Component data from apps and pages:
________________

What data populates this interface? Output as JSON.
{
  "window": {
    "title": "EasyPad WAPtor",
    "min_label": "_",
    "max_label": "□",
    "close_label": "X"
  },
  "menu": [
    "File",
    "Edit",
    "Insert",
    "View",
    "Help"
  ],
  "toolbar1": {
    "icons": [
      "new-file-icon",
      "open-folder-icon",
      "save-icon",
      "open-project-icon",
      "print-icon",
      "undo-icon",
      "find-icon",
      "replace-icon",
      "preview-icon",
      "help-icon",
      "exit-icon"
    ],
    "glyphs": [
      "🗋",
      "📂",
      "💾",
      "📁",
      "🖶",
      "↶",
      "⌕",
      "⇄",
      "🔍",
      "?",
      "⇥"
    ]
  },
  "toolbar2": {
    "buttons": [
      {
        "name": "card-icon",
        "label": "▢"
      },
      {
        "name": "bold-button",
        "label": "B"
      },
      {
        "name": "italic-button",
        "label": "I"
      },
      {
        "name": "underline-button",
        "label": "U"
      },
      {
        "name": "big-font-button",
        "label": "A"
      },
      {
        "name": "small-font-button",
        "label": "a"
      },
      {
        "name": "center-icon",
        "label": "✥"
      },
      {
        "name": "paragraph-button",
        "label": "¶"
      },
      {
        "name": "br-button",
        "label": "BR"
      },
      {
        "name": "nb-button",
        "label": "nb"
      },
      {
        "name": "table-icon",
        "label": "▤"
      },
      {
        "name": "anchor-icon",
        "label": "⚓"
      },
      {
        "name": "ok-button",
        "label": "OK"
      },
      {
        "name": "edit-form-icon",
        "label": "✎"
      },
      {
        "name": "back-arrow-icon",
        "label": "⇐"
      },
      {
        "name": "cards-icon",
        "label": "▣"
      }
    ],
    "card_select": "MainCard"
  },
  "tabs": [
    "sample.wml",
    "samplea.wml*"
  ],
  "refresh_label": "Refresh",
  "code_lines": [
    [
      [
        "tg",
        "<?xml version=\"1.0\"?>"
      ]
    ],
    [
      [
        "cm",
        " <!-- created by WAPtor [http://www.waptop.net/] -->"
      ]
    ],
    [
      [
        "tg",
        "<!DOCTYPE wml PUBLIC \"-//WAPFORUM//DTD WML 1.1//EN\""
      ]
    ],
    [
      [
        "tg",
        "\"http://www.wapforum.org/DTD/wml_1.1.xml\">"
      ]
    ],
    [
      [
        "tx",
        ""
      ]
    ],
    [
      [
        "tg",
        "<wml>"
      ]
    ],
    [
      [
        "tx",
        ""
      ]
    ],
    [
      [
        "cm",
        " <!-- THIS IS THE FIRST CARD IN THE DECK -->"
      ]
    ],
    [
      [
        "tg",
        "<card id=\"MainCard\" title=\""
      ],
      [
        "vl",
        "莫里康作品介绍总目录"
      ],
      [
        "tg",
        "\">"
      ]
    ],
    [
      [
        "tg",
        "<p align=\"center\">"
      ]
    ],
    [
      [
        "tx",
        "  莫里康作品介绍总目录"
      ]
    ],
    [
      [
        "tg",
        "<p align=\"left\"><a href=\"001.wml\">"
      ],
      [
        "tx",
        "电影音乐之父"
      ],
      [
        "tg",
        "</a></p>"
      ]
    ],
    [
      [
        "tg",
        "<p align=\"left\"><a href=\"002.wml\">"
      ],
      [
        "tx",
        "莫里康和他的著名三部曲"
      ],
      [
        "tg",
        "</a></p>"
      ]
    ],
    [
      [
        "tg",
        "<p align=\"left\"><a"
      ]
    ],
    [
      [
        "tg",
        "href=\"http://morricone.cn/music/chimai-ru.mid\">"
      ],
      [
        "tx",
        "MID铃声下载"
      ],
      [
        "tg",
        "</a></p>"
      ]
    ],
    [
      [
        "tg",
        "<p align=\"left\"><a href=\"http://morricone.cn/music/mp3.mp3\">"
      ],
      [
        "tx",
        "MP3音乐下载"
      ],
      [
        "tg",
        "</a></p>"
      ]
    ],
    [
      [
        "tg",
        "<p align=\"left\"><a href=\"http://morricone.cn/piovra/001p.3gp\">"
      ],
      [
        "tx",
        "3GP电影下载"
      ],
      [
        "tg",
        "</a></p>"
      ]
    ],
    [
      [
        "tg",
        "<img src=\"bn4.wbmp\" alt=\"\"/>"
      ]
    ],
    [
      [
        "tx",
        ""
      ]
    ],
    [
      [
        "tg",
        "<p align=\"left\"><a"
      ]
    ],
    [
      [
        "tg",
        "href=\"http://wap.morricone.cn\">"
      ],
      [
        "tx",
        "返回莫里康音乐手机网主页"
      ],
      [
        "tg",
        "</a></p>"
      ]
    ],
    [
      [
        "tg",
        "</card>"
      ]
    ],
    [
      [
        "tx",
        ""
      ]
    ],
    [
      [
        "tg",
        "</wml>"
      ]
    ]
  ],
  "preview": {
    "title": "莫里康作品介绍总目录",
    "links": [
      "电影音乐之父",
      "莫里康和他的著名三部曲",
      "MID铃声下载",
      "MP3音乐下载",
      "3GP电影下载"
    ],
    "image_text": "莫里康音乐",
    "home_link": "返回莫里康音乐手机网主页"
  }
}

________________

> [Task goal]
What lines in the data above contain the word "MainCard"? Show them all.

> [Task response]
    "card_select": "MainCard"
        "<card id=\"MainCard\" title=\""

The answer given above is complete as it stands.